Saudi citizens who campaigned for improved human rights were subjected to "harsh repressive measures such as arbitrary arrests, detentions without charge or trial, unfair trials and travel bans," said the report, which added that "torture and other cruel, inhuman or degrading punishment are practiced with impunity during arrests and in detention centres and prisons."
Far from improving its human rights records, the report claims that since 2011, the Saudi regime has mounted a "new wave of repression against civil society."
The report claimed that women campaigning for equal rights had particularly suffered from such government repression, and that "Saudi Arabian women are systematically discriminated against both in law and practice."

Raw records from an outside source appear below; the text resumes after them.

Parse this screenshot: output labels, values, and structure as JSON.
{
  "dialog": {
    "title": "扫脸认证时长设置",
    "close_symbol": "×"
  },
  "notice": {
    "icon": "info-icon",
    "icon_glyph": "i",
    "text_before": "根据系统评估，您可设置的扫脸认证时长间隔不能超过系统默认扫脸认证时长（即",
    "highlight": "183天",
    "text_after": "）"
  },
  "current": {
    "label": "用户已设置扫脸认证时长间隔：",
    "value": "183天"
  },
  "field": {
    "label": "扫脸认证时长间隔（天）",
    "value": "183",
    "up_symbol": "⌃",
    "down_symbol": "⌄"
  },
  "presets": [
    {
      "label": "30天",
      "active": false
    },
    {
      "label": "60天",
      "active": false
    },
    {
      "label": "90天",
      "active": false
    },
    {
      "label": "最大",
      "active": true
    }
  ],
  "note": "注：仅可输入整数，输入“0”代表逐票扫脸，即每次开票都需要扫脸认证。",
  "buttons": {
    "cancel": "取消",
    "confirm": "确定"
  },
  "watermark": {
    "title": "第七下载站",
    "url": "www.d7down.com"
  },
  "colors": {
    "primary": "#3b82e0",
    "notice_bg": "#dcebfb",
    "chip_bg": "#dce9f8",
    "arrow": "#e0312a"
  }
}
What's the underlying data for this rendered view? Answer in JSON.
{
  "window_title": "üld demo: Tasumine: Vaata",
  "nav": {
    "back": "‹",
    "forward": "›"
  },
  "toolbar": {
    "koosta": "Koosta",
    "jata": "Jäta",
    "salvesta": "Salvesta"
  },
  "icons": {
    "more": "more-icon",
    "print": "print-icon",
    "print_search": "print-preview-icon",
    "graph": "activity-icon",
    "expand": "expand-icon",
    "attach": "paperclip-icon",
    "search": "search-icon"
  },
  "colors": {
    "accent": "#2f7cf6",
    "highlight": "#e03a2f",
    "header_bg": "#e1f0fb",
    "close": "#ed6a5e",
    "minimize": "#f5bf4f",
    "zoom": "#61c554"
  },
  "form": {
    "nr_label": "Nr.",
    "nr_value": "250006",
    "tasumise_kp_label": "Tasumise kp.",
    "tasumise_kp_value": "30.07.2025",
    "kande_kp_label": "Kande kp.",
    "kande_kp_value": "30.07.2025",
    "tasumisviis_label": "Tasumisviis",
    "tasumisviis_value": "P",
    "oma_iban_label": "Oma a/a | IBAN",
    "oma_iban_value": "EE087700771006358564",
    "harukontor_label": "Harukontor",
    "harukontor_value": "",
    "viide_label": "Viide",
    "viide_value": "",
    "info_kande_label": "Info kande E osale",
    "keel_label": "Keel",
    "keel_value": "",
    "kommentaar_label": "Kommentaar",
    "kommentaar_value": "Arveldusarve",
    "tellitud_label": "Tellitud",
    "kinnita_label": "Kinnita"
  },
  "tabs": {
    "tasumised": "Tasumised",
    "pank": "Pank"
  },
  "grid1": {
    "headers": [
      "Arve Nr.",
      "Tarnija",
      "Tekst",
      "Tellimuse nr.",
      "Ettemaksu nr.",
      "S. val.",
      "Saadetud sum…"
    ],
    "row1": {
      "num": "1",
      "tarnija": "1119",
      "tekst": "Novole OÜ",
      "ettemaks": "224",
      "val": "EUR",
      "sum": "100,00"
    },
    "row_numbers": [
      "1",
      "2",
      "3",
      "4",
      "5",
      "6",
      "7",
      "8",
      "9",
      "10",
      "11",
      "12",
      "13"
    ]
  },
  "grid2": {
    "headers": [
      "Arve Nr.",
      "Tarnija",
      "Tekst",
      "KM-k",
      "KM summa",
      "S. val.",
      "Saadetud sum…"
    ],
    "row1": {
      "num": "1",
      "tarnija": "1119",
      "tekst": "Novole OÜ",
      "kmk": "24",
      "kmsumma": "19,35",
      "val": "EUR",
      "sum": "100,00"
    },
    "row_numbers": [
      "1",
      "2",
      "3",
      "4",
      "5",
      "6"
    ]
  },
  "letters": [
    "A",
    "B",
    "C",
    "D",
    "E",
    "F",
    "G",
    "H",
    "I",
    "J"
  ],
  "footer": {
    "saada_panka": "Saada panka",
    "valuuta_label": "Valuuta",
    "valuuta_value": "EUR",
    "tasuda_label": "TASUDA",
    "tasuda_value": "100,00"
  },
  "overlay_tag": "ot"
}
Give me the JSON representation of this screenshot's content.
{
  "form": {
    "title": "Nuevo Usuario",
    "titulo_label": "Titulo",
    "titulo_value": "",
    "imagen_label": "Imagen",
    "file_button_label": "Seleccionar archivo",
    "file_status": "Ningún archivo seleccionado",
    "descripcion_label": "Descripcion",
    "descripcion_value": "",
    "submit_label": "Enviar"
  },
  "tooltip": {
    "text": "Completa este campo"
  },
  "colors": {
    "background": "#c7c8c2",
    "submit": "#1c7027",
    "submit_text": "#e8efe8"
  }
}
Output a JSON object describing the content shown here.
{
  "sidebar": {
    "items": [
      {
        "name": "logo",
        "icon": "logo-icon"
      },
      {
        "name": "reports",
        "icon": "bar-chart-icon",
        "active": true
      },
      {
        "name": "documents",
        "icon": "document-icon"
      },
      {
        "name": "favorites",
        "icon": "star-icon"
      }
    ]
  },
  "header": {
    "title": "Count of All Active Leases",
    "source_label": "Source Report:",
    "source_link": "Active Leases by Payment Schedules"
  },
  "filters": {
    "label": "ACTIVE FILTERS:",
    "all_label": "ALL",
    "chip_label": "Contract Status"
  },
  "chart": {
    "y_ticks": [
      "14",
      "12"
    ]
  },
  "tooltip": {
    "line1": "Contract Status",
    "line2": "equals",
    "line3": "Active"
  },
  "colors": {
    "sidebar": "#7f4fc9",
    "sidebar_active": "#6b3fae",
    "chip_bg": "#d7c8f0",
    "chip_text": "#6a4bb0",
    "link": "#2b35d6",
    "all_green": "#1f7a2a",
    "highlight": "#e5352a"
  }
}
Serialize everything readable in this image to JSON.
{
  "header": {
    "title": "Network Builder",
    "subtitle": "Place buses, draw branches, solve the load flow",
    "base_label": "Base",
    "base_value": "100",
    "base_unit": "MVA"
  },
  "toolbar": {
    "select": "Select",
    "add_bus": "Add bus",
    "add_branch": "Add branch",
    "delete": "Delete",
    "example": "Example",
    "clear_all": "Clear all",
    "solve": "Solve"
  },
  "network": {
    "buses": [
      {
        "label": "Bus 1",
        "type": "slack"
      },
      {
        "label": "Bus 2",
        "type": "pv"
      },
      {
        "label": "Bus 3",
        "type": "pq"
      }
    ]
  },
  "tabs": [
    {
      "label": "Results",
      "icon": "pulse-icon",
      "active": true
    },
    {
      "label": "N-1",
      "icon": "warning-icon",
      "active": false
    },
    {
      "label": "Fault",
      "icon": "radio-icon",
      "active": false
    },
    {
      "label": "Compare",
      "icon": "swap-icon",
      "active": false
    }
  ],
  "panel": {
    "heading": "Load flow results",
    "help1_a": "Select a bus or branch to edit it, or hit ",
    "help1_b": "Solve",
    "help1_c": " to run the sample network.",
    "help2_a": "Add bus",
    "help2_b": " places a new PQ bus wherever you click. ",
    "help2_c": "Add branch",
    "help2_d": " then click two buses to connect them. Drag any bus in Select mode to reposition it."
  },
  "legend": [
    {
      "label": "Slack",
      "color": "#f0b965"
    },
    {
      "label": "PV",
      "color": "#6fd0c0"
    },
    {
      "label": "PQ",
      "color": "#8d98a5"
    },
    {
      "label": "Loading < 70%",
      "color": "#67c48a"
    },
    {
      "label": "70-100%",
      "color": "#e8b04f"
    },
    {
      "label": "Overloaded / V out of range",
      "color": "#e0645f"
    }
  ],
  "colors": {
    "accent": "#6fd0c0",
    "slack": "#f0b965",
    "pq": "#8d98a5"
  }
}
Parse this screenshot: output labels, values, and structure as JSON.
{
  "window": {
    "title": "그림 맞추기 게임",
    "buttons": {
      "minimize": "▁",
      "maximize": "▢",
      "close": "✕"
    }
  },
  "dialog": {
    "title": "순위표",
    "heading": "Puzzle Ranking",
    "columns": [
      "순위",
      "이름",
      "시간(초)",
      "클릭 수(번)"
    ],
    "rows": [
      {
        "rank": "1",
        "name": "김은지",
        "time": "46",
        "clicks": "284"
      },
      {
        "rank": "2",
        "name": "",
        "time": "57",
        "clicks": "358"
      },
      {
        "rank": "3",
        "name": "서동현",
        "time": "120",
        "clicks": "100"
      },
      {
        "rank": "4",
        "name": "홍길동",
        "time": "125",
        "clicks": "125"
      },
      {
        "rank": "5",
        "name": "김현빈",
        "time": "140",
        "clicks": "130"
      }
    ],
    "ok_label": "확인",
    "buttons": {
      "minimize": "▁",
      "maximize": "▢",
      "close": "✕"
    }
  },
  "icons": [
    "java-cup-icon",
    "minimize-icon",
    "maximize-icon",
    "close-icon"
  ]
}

Discrimination against women is actually enshrined in Saudi Arabian law, the most high-profile example of which is the law prohibiting women from driving. That law has seen heightened opposition in recent months, as well as a string of arrests of women's rights campaigners for publicly flouting the ban.
The report also noted that the Gulf Kingdom has consistently ranked "as one of the top five executioners in the world, with executions taking place based on summary trials and 'confessions' extracted under torture."
Migrant workers and the country's Shia Muslim minority are also regularly subjected to particularly serious abuse, including a sometimes deadly tendency towards an "excessive use of force" by authorities.
The full text of the report can be viewed here.